Mike Beck

Wednesday, January 27, 2016
7:00 PM at the Martin Hotel

Purchase your $10 tickets Now! On-line from The Martin Hotel or you can also buy them at our walkup outlets: The Martin Hotel, Nature’s Corner, and Global Coffee.

In these parts of the United States, it’s not at all unusual to encounter singer songwriters performing odes to cowboy life. It’s a bit more unusual to come across those who sing from experience, as Mike Beck does.

A regular at the annual National Cowboy Poetry Gathering in Elko. Beck is renowned internationally for both his horsemanship and musical ability. Western Cowboy magazine has even placed two of his compositions on a list it titled “The 13 Best Cowboy Songs of All Time,” putting him in the company of heroes such as Ian Tyson, Lucinda Williams, Tom Russell and Gene Autry, the original singing cowboy.

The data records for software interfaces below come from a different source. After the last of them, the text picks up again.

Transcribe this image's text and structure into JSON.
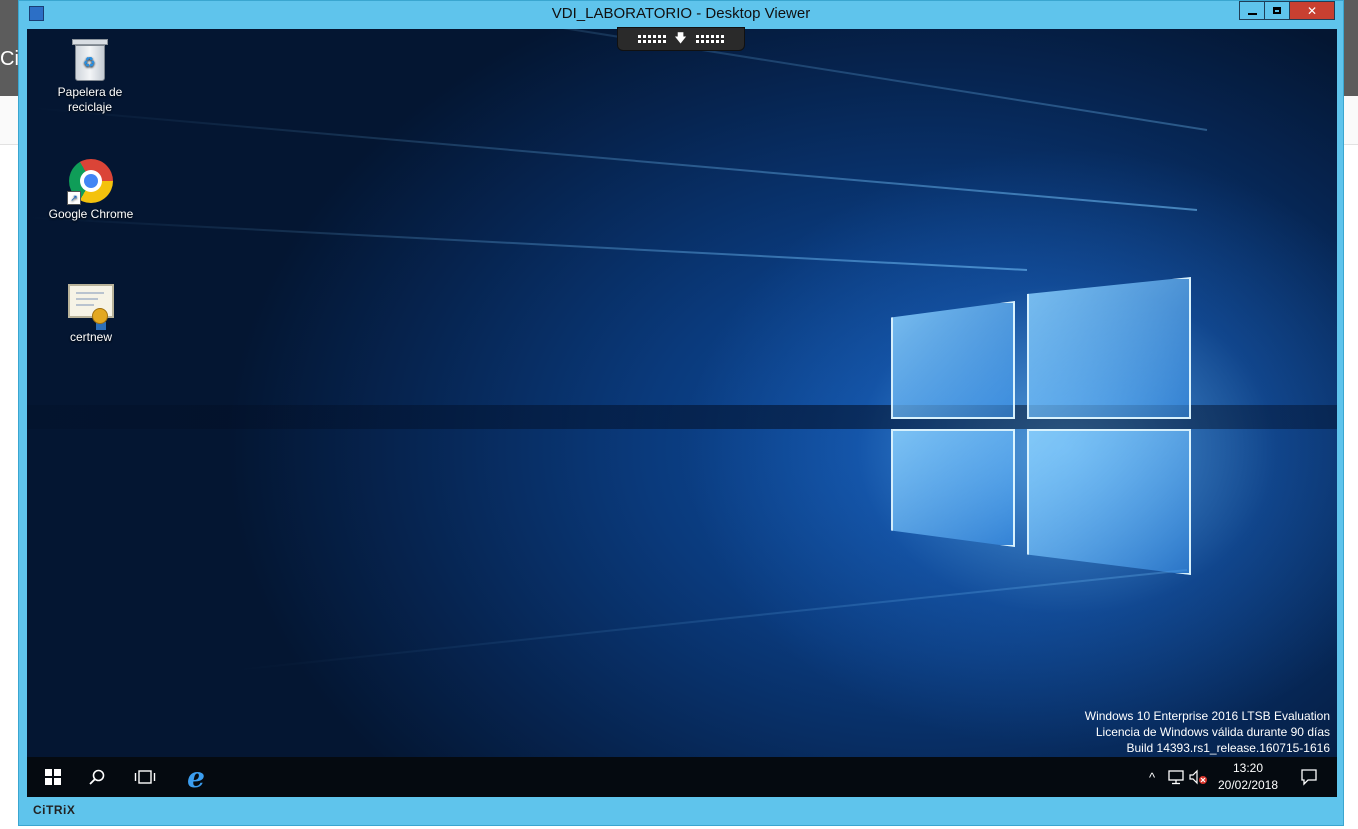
{
  "host": {
    "partial_text": "Ci"
  },
  "window": {
    "title": "VDI_LABORATORIO - Desktop Viewer",
    "buttons": {
      "minimize": "minimize-icon",
      "maximize": "maximize-icon",
      "close": "✕"
    }
  },
  "toolbar": {
    "center_glyph": "🡇"
  },
  "desktop_icons": [
    {
      "label": "Papelera de reciclaje",
      "icon": "recycle-bin-icon"
    },
    {
      "label": "Google Chrome",
      "icon": "chrome-icon"
    },
    {
      "label": "certnew",
      "icon": "certificate-icon"
    }
  ],
  "watermark": {
    "line1": "Windows 10 Enterprise 2016 LTSB Evaluation",
    "line2": "Licencia de Windows válida durante 90 días",
    "line3": "Build 14393.rs1_release.160715-1616"
  },
  "taskbar": {
    "pinned": [
      "windows-start-icon",
      "search-icon",
      "task-view-icon",
      "internet-explorer-icon"
    ],
    "ie_glyph": "e",
    "tray": {
      "chevron": "^",
      "time": "13:20",
      "date": "20/02/2018"
    }
  },
  "footer": {
    "brand": "CiTRiX"
  },
  "colors": {
    "frame": "#5fc4ec",
    "close": "#c84031",
    "desktop": "#0a3a7c",
    "taskbar": "#050a10"
  }
}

Beck’s sixth album, TRIBUTE, was created as a celebration of horses and their unique bond with humans. Its 11 cowboy themed Americana tracks range from folk balladry (“20 Bucks a Gallon”) to bluesier tunes and honky tonkers, each imbued with the trail dust and vast vistas of his beloved American West. Beck’s signature Fender Bender shows up on the tracks “Don’t Hurt My Heart” and “Amanda Come Home,” the latter one of two songs paying homage to military veterans. The other is a cover of Wilbert Harrison’s “Let’s Work Together,” made famous by Canned Heat and Bryan Ferry.

Beck’s guitar playing has earned him comparisons to Stephen Stills, and praise from no less a legend than Woody Guthrie contemporary Ramblin’ Jack Elliott, who says of Beck’s picking skills, “Mike Beck plays the guitar like a Byrd. His strings do things that mine could never do. They obey the slightest finger touch commands like a fine reining horse.”

Born and raised in Monterey, Calif., Beck attended the Monterey Pop Festival at 13 and liked what he heard, so he picked up a guitar and never looked back. He honed his songwriting skills and warm, engaging stage presence while riding the ranges of California, Nevada and Montana as a working cowboy. Today, he splits his non touring time between Monterey and Austin, Texas, sometimes performing with the Bohemian Saints, his Byrds /Burrito Brothers/ Stones influenced guitar band. While on the road, he also conducts horsemanship clinics, using techniques he learned from Tom and Bill Dorrance, Ray Hunt and others.

Beck recently helped develop a groundbreaking horsemanship program for the Joyful Horse Project, an Austin based non profit equine rescue group. Pairing combat veterans with horses undergoing rehabilitation from abuse or neglect, the program helps both to heal. Beck is donating all proceeds from sales of TRIBUTE to this new program.

Visit Mike online http://www.mikebeck.com

Ray Bonneville

Slow Burning Blues with Roaming Bluesman and Poet
Ray Bonneville
The $15.00 tickets are on sale now at the Martin Hotel, Nature’s Corner, and Global Coffee. You can also buy them online at themartinhotel.com.


Ray Bonneville is a poet of the demimonde who didn’t write his first song until his early 40s, some 20 years after he started performing. But with a style that sometimes draws comparisons to JJ Cale and Daniel Lanois, this blues-influenced, New Orleans-inspired “song and groove man,” as he’s been so aptly described, luckily found his rightful calling.  Born in Quebec, his family moved to Boston when he was 12. He served a year in Vietnam as a Marine, struggled and overcame drug addiction, earned a pilot’s license in Colorado, then moved to Alaska, then Seattle, and Paris and New Orleans. But it took a close call while piloting a seaplane across the Canadian wilderness to make him decide it was time to get busy writing songs – gritty narratives inspired by a lifetime of hard-won knowledge set against his gritty, soulful guitar and harmonica playing.

2015RayBonneville_270pxHe’s since earned many accolades, including a Juno Award for his 1999 album, Gust of Wind. His post-Katrina ode, “I Am the Big Easy,” earned the International Folk Alliance’s 2009 Song of the Year Award, and in 2012, Bonneville won the solo/duet category in the Blues Foundation’s International Blues Challenge. He has guested on albums by Mary Gauthier, Gurf Morlix, Eliza Gilkyson, Ray Wylie Hubbard and other prominent artists, and shared songwriting credits with Tim O’Brien, Phil Roy and Morlix, among others. Slaid Cleaves placed Bonneville’s “Run Jolee Run” on his lauded 2009 album, Everything You Love Will Be Taken Away.

Easy Gone, Ray’s fourth album for Red House Records,  takes listeners to some of the dark spaces and exotic places Bonneville has gone on his own travels. An Austin resident since 2006, Bonneville still puts the rhythms and soul of New Orleans into much of his music. His songs carry a groove and momentum that’s uniquely his — and will always be a part of him, no matter where he roams.